They’re appalled by these open displays of racism, but do the work of maintaining white supremacy in far more insidious ways on the daily. If you’re feeling self-satisfied because you aren’t shouting the n-word in my mentions but you send your kids to segregated schools, think it’s too hard to find “diverse” candidates at work, nurture an unspoken belief that Black folks lack accountability, and think your Black barista counts as a friend, you are doing anti-racism wrong. Publicly declaring that you’re better than someone shouting the n-word at a child doesn’t mean what you think it does, and the time you spend being outraged about “Karens” would be better applied to figuring out all the racist harm you yourself cause.
And that’s what it really comes down to. Along the way, somehow sharing a video got conflated with actually doing the work of anti-racism by an awful lot of white people whose comfort remains paramount. Pretending that racism comes down to white people behaving badly on camera—instead of recognizing that racism is embedded in systems that were painstakingly crafted to exclude Black folks and ensure white supremacy proceeds smoothly, and which continue to be effective in that goal because white people collectively participate in the project of maintaining structural and institutional racism—is not “doing anti-racism” or “effecting social change.” It’s a useless, empty act conceptually related to what scholar Janet Mawhinney calls “moves to innocence,” whereby white people un-implicate themselves in white supremacy by engaging in “strategies to remove involvement in and culpability for systems of domination.”
When racism is reduced to a meme, and the pervasiveness of anti-Blackness is so endlessly replicated across media that it renders us numb—as all these racist videos have essentially left me—what we’re really learning to do is ignore the issue. I’m tired of racist videos, but I’m more tired of the idea that this is how we delete racism—with a lost job here, and a sorry-not-sorry apologies there.
I do not want, nor do I expect, Black folks to stop filming racist attacks—not as long as white folks always take each other’s words for it on pretty much everything. But I know that the glut of racism that fills our timelines doesn’t change lives.
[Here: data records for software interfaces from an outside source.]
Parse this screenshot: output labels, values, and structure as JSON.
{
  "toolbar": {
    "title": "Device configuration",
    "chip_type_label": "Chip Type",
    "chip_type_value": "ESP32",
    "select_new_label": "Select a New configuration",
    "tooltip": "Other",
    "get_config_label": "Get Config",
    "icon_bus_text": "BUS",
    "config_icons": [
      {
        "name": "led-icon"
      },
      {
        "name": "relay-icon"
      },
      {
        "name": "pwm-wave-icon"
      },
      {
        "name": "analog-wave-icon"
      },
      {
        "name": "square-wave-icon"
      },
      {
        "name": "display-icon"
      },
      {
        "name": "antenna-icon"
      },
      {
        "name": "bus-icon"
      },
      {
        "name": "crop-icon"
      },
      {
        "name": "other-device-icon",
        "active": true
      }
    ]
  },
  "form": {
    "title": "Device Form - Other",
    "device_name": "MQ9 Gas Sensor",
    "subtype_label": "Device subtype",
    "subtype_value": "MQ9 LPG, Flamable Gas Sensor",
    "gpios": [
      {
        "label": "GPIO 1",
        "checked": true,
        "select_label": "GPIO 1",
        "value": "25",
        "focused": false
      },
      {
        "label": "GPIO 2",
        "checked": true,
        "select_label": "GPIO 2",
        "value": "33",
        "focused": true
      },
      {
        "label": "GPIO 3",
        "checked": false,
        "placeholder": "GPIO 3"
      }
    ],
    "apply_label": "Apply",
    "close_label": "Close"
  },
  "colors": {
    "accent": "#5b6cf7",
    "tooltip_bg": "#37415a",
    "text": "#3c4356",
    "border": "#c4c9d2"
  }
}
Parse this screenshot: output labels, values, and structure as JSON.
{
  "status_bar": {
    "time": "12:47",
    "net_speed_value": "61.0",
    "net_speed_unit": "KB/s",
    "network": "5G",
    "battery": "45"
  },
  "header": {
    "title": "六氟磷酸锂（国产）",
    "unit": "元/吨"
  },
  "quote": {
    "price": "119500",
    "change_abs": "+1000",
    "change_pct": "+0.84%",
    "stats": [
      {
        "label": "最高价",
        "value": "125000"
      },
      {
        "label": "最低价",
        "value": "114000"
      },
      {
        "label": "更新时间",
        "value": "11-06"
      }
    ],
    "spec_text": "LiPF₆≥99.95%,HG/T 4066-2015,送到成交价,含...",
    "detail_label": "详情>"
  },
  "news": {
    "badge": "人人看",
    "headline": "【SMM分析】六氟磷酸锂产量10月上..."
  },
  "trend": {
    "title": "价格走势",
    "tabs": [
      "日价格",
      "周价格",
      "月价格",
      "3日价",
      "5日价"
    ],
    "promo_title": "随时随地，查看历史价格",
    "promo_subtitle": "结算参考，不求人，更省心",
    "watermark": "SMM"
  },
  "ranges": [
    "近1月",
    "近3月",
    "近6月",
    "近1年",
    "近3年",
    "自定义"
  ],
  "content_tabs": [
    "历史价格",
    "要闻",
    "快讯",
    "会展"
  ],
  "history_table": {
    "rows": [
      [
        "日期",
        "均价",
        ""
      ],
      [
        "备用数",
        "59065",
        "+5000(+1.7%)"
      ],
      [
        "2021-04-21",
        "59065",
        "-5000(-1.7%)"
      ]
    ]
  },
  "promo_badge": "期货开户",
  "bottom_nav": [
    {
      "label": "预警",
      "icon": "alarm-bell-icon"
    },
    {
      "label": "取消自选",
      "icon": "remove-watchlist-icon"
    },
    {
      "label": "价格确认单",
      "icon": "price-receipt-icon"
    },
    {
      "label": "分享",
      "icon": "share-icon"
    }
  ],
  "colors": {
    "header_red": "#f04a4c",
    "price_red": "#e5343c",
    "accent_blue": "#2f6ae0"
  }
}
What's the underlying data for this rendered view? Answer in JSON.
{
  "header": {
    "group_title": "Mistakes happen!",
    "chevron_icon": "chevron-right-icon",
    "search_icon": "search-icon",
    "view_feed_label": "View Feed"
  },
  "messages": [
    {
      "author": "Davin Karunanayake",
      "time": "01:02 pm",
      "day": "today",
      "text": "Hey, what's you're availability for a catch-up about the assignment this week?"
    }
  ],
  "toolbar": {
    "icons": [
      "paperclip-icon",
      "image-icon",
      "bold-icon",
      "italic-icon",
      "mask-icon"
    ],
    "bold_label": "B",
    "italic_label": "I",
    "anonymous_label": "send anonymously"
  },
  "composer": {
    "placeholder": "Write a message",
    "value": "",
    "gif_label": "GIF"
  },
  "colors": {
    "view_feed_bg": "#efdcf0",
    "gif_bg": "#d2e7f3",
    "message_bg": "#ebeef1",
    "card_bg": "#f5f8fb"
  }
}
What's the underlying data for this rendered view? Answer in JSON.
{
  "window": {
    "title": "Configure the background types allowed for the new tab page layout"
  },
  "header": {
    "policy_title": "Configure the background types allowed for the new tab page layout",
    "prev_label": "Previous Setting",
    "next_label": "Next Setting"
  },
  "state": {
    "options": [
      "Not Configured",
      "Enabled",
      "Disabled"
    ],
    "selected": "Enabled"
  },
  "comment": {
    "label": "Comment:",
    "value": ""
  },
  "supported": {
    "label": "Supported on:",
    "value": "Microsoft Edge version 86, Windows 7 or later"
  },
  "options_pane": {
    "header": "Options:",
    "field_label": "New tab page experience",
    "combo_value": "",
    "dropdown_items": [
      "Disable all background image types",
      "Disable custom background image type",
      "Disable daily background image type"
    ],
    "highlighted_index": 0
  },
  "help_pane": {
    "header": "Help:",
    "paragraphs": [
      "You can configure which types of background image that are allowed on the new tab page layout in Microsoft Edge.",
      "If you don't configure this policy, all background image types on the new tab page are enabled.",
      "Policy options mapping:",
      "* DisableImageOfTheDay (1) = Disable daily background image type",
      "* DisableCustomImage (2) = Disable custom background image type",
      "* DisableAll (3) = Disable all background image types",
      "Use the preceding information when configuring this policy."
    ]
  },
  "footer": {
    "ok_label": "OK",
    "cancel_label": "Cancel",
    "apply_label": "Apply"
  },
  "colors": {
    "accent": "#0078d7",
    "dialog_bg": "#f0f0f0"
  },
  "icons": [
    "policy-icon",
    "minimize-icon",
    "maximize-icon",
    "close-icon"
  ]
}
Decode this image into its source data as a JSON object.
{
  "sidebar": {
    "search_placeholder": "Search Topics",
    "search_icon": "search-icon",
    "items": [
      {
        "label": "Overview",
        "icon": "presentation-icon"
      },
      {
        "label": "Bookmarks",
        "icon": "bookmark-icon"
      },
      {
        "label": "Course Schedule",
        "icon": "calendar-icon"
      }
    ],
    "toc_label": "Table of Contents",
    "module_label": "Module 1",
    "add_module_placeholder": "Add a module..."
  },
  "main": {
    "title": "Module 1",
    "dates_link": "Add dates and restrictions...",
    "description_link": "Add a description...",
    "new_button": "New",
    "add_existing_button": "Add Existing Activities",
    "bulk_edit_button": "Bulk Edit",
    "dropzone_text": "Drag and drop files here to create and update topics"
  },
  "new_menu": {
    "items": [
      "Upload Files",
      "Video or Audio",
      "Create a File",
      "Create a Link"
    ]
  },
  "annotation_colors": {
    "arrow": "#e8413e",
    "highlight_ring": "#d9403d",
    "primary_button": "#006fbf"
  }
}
If video captures of racist white folks fundamentally changed anything, we’d have seen a precipitous drop in the videos themselves. Instead, they’ve simply become part of an endless churn that includes cats knocking things over and dumb Ben Shapiro hot takes.